[Interface dataset entries]
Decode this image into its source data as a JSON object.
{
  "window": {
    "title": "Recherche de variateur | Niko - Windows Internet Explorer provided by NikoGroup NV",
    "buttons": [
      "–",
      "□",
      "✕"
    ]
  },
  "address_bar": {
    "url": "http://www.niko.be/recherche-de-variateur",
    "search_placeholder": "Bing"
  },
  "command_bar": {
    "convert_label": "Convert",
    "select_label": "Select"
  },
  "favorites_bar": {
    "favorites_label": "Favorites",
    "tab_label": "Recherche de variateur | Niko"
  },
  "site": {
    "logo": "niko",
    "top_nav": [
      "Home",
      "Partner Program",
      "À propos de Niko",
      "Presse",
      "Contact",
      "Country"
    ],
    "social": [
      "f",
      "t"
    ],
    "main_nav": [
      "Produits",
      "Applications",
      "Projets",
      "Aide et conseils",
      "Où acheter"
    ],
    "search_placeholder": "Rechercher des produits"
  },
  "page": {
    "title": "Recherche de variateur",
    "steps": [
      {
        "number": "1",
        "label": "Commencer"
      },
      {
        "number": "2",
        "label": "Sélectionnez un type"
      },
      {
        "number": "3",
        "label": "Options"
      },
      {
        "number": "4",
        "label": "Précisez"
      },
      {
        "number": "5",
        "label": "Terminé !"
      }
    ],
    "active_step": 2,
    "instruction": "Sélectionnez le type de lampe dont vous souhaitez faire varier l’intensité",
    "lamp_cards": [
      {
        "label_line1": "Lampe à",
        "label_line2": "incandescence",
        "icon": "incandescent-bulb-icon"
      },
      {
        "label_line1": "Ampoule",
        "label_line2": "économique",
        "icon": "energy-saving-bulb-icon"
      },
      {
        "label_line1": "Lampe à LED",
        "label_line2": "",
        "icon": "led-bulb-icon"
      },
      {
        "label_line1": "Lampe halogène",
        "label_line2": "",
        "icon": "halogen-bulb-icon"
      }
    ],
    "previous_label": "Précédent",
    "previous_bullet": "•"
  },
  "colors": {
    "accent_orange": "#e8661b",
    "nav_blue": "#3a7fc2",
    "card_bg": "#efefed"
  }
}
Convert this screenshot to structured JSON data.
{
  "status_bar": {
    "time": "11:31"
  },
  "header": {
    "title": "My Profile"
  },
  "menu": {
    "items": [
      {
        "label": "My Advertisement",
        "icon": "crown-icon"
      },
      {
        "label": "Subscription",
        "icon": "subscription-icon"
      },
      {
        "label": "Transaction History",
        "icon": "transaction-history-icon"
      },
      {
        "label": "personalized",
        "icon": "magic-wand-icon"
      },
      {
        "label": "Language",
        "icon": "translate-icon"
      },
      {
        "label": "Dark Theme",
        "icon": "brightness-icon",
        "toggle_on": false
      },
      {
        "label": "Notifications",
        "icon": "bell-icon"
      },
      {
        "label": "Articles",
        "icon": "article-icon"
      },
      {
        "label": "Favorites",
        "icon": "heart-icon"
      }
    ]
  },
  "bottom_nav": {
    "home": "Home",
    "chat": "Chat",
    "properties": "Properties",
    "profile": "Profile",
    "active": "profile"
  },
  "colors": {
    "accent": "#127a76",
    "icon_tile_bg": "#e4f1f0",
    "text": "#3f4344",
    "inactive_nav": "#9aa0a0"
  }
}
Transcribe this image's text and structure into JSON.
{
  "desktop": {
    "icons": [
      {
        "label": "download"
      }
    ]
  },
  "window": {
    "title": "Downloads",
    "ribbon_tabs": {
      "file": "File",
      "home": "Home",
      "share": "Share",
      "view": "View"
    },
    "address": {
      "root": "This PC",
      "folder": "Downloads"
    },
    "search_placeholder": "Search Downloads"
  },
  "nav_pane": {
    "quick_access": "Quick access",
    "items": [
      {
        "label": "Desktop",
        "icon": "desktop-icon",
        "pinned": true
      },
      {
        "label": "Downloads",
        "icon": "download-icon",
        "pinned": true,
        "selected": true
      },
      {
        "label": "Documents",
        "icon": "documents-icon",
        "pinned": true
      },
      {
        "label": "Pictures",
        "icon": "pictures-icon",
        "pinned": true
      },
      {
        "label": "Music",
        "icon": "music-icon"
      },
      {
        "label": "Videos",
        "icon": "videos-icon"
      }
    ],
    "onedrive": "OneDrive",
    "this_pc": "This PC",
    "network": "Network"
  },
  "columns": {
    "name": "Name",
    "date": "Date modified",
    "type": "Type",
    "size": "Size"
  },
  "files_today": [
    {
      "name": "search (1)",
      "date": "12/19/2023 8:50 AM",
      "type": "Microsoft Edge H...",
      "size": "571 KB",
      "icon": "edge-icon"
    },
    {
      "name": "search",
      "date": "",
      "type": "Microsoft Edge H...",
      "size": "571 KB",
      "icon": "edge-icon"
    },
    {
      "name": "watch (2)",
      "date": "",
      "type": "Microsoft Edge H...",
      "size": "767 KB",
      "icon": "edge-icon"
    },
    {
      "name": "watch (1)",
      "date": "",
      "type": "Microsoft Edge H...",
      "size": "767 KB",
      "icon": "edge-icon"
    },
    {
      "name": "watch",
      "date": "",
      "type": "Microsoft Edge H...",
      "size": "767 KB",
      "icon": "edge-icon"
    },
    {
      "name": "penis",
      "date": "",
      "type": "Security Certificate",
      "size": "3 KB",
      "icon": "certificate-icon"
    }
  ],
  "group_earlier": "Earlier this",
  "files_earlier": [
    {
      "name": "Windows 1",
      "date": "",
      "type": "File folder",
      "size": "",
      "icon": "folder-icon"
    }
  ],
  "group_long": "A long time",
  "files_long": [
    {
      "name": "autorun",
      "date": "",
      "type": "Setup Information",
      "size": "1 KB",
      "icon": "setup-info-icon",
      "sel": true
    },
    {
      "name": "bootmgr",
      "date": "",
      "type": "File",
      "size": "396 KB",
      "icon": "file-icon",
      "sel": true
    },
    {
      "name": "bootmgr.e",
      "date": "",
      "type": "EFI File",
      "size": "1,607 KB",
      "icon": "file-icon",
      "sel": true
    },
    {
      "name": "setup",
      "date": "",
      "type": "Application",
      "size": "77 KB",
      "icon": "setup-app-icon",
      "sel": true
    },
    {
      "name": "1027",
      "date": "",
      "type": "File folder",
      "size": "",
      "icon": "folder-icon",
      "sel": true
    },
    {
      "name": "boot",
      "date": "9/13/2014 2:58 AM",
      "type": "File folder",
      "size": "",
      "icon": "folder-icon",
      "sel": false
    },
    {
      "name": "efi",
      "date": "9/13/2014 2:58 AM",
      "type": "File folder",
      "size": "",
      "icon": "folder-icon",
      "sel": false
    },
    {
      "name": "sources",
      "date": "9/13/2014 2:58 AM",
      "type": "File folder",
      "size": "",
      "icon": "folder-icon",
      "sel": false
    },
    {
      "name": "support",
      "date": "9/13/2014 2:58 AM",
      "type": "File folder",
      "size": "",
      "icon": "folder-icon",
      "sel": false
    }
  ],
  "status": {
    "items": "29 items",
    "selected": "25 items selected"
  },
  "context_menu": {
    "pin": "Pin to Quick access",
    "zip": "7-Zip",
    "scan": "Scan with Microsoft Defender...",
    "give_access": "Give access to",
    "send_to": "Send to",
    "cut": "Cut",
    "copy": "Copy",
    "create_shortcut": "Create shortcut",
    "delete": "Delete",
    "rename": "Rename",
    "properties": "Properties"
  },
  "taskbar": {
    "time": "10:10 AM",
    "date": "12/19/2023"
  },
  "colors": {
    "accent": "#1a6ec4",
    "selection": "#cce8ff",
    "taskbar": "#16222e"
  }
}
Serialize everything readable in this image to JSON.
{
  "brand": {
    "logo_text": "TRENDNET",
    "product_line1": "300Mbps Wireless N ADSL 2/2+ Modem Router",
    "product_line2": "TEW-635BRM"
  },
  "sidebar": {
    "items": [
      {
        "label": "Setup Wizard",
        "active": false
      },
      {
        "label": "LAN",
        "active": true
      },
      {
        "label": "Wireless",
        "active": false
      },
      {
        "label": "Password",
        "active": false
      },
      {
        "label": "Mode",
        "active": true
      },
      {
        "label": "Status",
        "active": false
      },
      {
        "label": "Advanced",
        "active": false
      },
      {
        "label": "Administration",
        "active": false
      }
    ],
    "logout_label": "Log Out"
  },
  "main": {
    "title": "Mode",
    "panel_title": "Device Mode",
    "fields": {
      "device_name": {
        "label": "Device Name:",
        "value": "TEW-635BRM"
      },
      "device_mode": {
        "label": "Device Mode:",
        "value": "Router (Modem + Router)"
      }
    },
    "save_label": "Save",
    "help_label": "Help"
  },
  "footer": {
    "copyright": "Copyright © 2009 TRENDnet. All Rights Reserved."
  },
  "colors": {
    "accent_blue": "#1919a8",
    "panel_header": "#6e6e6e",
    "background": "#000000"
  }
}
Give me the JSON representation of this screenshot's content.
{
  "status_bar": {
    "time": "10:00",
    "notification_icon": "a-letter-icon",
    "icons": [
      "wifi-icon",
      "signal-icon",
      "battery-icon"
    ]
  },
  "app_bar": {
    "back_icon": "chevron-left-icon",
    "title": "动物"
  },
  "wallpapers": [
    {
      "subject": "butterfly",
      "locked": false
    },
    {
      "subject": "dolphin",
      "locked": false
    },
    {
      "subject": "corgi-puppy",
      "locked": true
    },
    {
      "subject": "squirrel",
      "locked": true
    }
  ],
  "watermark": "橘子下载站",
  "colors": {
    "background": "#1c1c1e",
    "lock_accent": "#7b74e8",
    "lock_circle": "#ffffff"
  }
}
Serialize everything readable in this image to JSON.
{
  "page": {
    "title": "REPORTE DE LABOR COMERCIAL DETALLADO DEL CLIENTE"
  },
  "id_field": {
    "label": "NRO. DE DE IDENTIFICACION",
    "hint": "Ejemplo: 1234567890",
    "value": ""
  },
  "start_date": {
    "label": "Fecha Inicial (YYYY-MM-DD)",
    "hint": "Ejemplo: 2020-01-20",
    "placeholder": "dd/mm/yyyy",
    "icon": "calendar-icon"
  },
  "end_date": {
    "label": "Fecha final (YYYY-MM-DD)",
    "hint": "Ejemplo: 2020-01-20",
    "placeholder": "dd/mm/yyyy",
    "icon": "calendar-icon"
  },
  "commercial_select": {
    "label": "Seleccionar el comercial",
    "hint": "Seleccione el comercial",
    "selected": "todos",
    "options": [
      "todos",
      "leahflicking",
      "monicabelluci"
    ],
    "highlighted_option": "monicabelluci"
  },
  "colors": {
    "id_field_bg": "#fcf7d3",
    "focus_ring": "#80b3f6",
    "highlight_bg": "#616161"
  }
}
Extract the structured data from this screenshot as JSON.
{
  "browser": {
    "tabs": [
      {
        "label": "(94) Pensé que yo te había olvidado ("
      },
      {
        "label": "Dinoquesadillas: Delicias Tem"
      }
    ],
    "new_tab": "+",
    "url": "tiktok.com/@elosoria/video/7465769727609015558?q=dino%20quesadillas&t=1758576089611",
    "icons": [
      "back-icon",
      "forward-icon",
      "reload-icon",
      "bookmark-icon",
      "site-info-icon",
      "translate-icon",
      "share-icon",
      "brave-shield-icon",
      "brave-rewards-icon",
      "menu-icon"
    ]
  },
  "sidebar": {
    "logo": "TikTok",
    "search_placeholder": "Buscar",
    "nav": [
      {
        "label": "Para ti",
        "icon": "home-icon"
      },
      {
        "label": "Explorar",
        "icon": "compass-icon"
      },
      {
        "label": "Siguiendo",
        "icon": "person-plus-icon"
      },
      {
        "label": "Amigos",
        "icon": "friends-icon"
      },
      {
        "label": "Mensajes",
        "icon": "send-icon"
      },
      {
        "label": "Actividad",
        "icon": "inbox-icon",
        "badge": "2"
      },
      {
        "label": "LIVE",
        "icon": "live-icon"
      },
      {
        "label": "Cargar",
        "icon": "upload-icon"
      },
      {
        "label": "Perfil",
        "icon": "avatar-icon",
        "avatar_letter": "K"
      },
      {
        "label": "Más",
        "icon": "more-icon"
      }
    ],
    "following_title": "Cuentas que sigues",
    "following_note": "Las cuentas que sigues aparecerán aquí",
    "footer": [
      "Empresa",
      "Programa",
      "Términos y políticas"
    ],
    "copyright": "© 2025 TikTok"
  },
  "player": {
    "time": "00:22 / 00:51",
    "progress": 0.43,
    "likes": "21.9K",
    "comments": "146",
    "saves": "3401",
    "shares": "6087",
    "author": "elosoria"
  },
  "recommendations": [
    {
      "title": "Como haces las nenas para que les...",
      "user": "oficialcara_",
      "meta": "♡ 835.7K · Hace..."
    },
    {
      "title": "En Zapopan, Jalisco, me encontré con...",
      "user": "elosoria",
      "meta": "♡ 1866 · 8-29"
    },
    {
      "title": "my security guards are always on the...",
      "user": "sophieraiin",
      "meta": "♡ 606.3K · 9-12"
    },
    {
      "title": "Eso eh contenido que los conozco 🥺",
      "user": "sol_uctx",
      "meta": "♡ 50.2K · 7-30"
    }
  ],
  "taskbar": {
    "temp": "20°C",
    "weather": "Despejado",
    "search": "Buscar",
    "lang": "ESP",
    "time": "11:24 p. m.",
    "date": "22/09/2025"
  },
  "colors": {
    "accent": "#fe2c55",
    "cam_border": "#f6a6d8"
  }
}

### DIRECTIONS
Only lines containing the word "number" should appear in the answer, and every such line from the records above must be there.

### RESULT OF THIS EXERCISE
        "number": "1",
        "number": "2",
        "number": "3",
        "number": "4",
        "number": "5",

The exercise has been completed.